Activity:
Every record is to be printed exactly as written; pictures are to be omitted.

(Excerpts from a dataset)
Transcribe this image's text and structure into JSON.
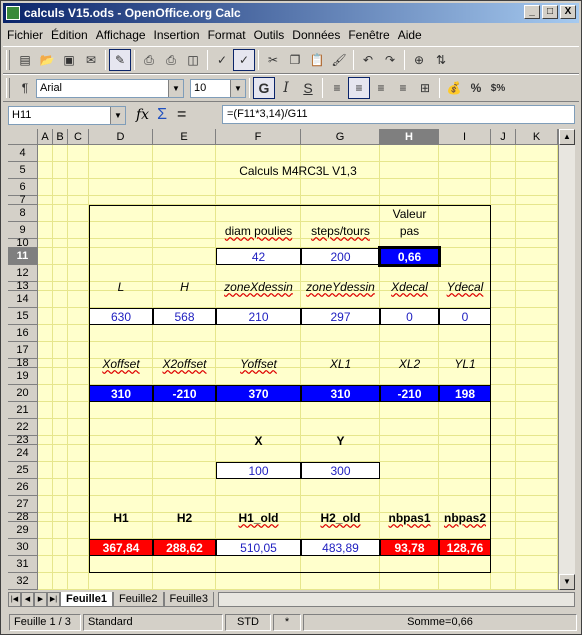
{
  "window": {
    "title": "calculs V15.ods - OpenOffice.org Calc",
    "minimize": "_",
    "maximize": "□",
    "close": "X"
  },
  "menu": [
    "Fichier",
    "Édition",
    "Affichage",
    "Insertion",
    "Format",
    "Outils",
    "Données",
    "Fenêtre",
    "Aide"
  ],
  "toolbar2": {
    "font_name": "Arial",
    "font_size": "10",
    "bold": "G",
    "italic": "I",
    "underline": "S",
    "percent": "%",
    "currency": "$%"
  },
  "formula_bar": {
    "name_box": "H11",
    "sum": "Σ",
    "equals": "=",
    "formula": "=(F11*3,14)/G11"
  },
  "columns": [
    "A",
    "B",
    "C",
    "D",
    "E",
    "F",
    "G",
    "H",
    "I",
    "J",
    "K"
  ],
  "rows": [
    "4",
    "5",
    "6",
    "7",
    "8",
    "9",
    "10",
    "11",
    "12",
    "13",
    "14",
    "15",
    "16",
    "17",
    "18",
    "19",
    "20",
    "21",
    "22",
    "23",
    "24",
    "25",
    "26",
    "27",
    "28",
    "29",
    "30",
    "31",
    "32"
  ],
  "sheet": {
    "title": "Calculs M4RC3L V1,3",
    "valeur": "Valeur",
    "pas": "pas",
    "diam_label": "diam poulies",
    "steps_label": "steps/tours",
    "diam": "42",
    "steps": "200",
    "pas_val": "0,66",
    "labels_row13": [
      "L",
      "H",
      "zoneXdessin",
      "zoneYdessin",
      "Xdecal",
      "Ydecal"
    ],
    "values_row15": [
      "630",
      "568",
      "210",
      "297",
      "0",
      "0"
    ],
    "labels_row18": [
      "Xoffset",
      "X2offset",
      "Yoffset",
      "XL1",
      "XL2",
      "YL1"
    ],
    "values_row20": [
      "310",
      "-210",
      "370",
      "310",
      "-210",
      "198"
    ],
    "x_label": "X",
    "y_label": "Y",
    "x_val": "100",
    "y_val": "300",
    "labels_row28": [
      "H1",
      "H2",
      "H1_old",
      "H2_old",
      "nbpas1",
      "nbpas2"
    ],
    "values_row30": [
      "367,84",
      "288,62",
      "510,05",
      "483,89",
      "93,78",
      "128,76"
    ]
  },
  "tabs": [
    "Feuille1",
    "Feuille2",
    "Feuille3"
  ],
  "status": {
    "sheet": "Feuille 1 / 3",
    "style": "Standard",
    "mode": "STD",
    "modified": "*",
    "sum": "Somme=0,66"
  },
  "colors": {
    "blue_cell": "#0000ff",
    "red_cell": "#ff0000",
    "grid_bg": "#ffffcc",
    "value_text": "#2020c0"
  }
}
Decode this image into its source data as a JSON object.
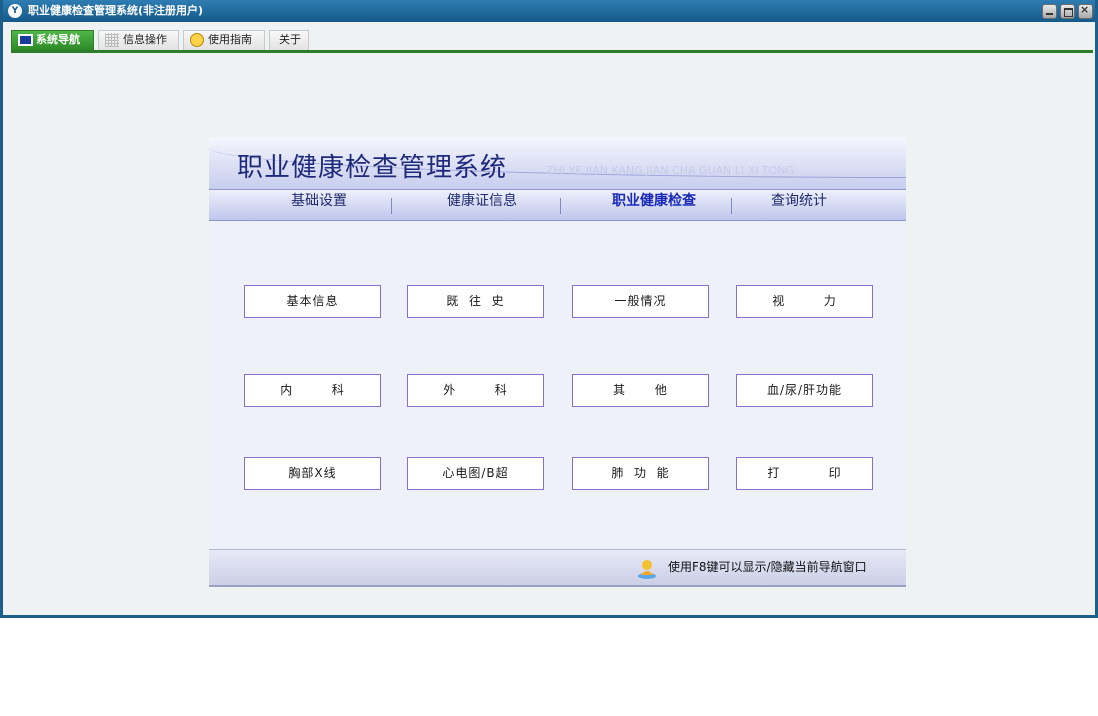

Answer to this task:
Transcribe this image's text and structure into JSON.
{
  "window": {
    "title": "calculs V15.ods - OpenOffice.org Calc",
    "minimize": "_",
    "maximize": "□",
    "close": "X"
  },
  "menu": [
    "Fichier",
    "Édition",
    "Affichage",
    "Insertion",
    "Format",
    "Outils",
    "Données",
    "Fenêtre",
    "Aide"
  ],
  "toolbar2": {
    "font_name": "Arial",
    "font_size": "10",
    "bold": "G",
    "italic": "I",
    "underline": "S",
    "percent": "%",
    "currency": "$%"
  },
  "formula_bar": {
    "name_box": "H11",
    "sum": "Σ",
    "equals": "=",
    "formula": "=(F11*3,14)/G11"
  },
  "columns": [
    "A",
    "B",
    "C",
    "D",
    "E",
    "F",
    "G",
    "H",
    "I",
    "J",
    "K"
  ],
  "rows": [
    "4",
    "5",
    "6",
    "7",
    "8",
    "9",
    "10",
    "11",
    "12",
    "13",
    "14",
    "15",
    "16",
    "17",
    "18",
    "19",
    "20",
    "21",
    "22",
    "23",
    "24",
    "25",
    "26",
    "27",
    "28",
    "29",
    "30",
    "31",
    "32"
  ],
  "sheet": {
    "title": "Calculs M4RC3L V1,3",
    "valeur": "Valeur",
    "pas": "pas",
    "diam_label": "diam poulies",
    "steps_label": "steps/tours",
    "diam": "42",
    "steps": "200",
    "pas_val": "0,66",
    "labels_row13": [
      "L",
      "H",
      "zoneXdessin",
      "zoneYdessin",
      "Xdecal",
      "Ydecal"
    ],
    "values_row15": [
      "630",
      "568",
      "210",
      "297",
      "0",
      "0"
    ],
    "labels_row18": [
      "Xoffset",
      "X2offset",
      "Yoffset",
      "XL1",
      "XL2",
      "YL1"
    ],
    "values_row20": [
      "310",
      "-210",
      "370",
      "310",
      "-210",
      "198"
    ],
    "x_label": "X",
    "y_label": "Y",
    "x_val": "100",
    "y_val": "300",
    "labels_row28": [
      "H1",
      "H2",
      "H1_old",
      "H2_old",
      "nbpas1",
      "nbpas2"
    ],
    "values_row30": [
      "367,84",
      "288,62",
      "510,05",
      "483,89",
      "93,78",
      "128,76"
    ]
  },
  "tabs": [
    "Feuille1",
    "Feuille2",
    "Feuille3"
  ],
  "status": {
    "sheet": "Feuille 1 / 3",
    "style": "Standard",
    "mode": "STD",
    "modified": "*",
    "sum": "Somme=0,66"
  },
  "colors": {
    "blue_cell": "#0000ff",
    "red_cell": "#ff0000",
    "grid_bg": "#ffffcc",
    "value_text": "#2020c0"
  }
}
Decode this image into its source data as a JSON object.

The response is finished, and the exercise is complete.